### Exercise objective
Filter the records below for the word "ULTIMO". Keep each line that has it.

### Information shown
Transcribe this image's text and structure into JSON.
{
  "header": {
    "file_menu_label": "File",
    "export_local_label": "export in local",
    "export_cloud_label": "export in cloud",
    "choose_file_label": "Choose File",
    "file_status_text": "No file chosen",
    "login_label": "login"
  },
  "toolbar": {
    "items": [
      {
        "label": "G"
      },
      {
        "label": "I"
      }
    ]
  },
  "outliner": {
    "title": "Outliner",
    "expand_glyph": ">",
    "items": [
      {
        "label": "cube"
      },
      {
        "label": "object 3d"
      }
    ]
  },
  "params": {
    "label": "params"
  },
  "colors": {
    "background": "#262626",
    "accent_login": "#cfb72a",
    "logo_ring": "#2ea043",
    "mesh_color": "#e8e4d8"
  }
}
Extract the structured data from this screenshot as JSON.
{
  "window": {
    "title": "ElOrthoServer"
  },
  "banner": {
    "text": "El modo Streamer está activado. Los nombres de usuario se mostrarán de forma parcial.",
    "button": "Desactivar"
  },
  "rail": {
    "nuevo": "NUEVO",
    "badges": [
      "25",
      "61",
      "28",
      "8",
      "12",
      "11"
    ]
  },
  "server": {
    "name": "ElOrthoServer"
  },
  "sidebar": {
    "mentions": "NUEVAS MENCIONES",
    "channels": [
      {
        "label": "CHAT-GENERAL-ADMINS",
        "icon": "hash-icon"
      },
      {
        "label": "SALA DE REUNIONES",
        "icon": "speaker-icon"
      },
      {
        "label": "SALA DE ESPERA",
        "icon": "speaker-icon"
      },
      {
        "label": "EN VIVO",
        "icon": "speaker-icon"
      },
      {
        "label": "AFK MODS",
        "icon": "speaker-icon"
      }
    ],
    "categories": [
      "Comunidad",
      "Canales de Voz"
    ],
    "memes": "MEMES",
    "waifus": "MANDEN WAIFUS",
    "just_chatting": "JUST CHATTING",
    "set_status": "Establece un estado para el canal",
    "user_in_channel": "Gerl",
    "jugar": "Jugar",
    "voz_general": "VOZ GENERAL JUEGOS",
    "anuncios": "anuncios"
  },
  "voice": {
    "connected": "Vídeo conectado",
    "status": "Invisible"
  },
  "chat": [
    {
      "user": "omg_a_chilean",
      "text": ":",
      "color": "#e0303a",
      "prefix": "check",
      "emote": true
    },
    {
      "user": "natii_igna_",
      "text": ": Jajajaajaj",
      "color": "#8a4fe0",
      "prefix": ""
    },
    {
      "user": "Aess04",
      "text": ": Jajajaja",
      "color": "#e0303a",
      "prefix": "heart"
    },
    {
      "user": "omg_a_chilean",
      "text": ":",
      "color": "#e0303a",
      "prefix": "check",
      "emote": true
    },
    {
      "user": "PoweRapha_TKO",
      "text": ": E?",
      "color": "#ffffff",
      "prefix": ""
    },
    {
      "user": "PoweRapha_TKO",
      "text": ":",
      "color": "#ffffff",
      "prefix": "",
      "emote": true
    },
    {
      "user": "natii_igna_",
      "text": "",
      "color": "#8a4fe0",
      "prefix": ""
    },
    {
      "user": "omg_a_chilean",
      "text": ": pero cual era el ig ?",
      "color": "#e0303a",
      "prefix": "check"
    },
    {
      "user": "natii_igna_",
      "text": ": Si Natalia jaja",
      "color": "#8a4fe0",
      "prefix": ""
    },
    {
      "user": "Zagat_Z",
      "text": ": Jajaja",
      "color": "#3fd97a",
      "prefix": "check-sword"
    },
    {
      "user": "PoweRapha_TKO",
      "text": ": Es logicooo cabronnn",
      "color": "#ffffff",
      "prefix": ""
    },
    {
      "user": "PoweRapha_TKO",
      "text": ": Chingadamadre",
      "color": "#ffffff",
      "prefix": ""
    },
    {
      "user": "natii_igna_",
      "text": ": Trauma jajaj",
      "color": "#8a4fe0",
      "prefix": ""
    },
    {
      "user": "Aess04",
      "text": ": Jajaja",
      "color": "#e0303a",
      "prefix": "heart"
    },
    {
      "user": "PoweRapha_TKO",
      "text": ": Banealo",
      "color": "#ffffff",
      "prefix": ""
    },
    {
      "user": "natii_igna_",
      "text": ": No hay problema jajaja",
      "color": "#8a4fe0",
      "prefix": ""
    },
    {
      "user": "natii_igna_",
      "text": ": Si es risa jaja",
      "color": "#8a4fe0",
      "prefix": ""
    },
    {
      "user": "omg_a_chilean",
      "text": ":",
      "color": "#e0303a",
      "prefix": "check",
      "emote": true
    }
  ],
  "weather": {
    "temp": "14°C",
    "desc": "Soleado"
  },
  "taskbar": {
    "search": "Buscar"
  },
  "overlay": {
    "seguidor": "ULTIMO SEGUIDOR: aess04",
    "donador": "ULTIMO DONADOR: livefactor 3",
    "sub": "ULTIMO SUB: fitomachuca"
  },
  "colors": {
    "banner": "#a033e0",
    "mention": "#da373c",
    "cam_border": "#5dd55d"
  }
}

### Reply
    "seguidor": "ULTIMO SEGUIDOR: aess04",
    "donador": "ULTIMO DONADOR: livefactor 3",
    "sub": "ULTIMO SUB: fitomachuca"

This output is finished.